Take the time to learn from your kids

I have had a lot of teachers throughout my life. Some taught me because they were paid to, some because they were supposed to, and some because they wanted to. Many of the best teachers in my life, though, had no idea that they were teaching me. (Or, perhaps more accurately, that I was learning […]

Make up your own mind about autism

Every now and then when I’m out with friends, or introducing myself to someone new, the topic of conversation winds its way around to autism. Sometimes the person knows someone who has an autistic child/niece/nephew/etc, or maybe they have an autistic child themselves. Since I am the parent of an autistic son they ask me […]

Autism Awareness Month 2011

Every year when April – otherwise known as Autism Awareness Month – rolls around, I ask myself, “Awareness? Awareness of what exactly?” In the past I have often forgotten my own advice and tried to find a “one-size-fits-all” answer to the question. (My advice: there is no such thing as one-size-fits-all for anything.) Some years […]

Different is the new normal (a mathematical view)

Back in April I wrote a post titled Different is the new normal. In that article I looked at “normal” and “different” in the cultural sense; this is the primary context in which most people put this discussion. It occurred to me a week or so ago, though, that it would be interesting to see […]

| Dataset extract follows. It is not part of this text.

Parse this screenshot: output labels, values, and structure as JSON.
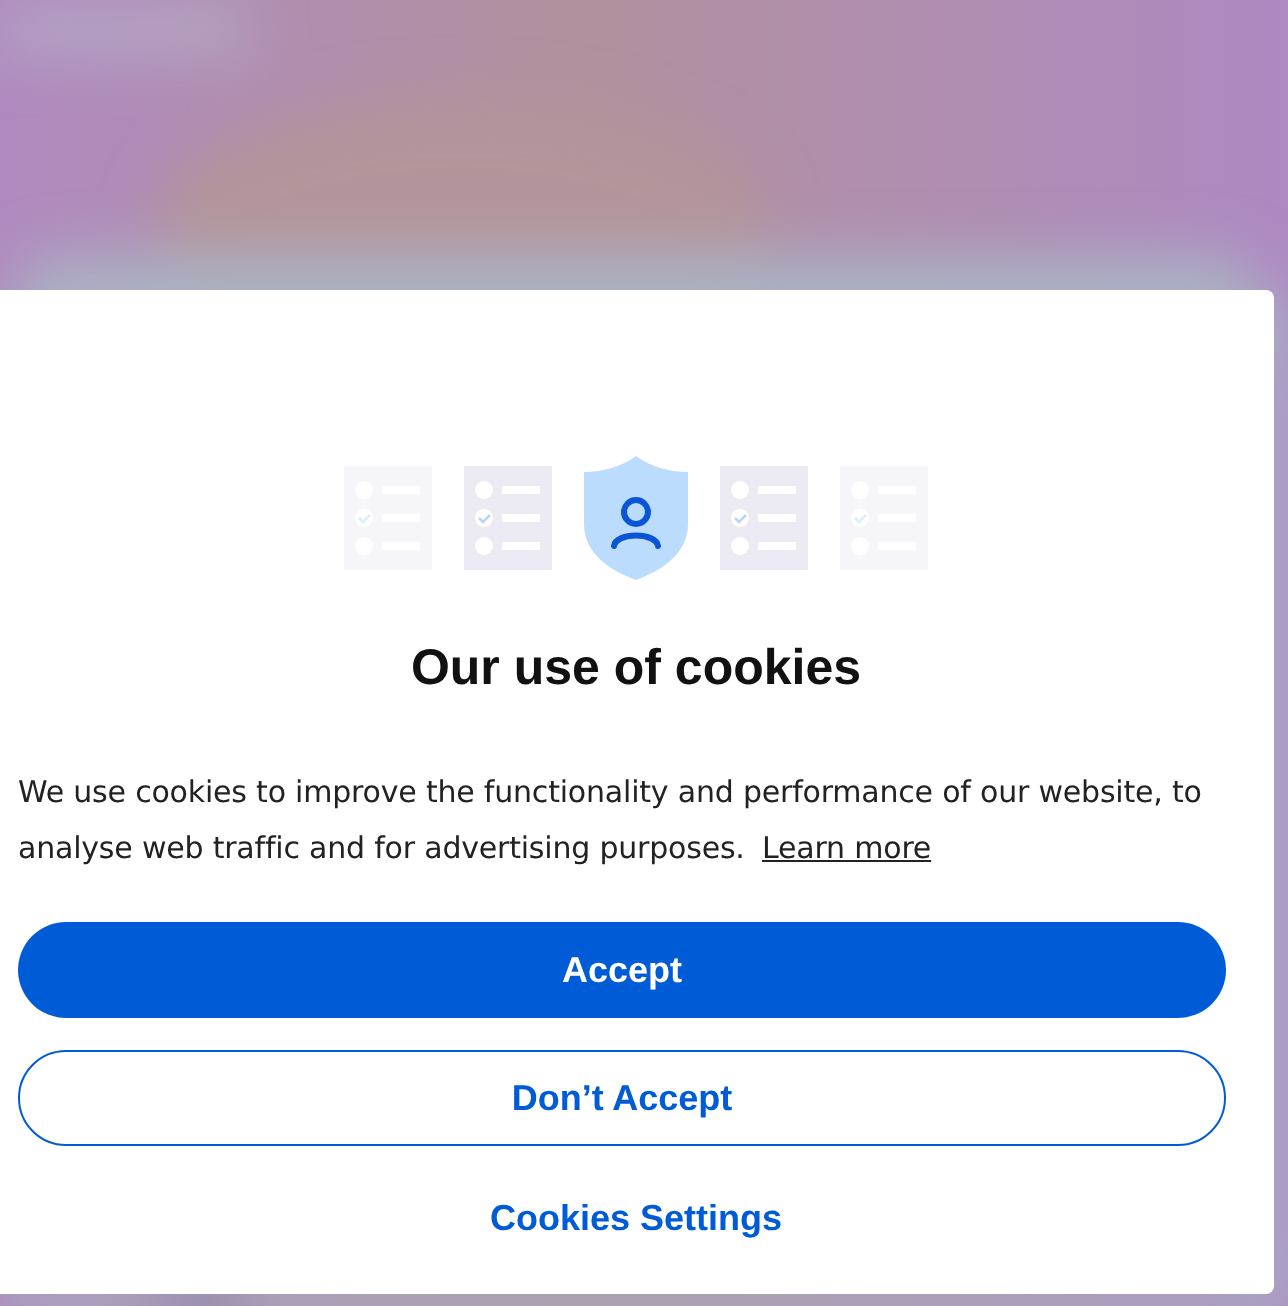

Some thoughts on Dads, IEPs, and PTOs

This is a repost of something I originally wrote in the summer of 2007. Three years old, but just as relevant now as it was then. – – — — —– Last summer (2006) in the post “Men must attend IEP meetings”, I quoted Charles Fox of the Special Education Law Blog on the important role men can […]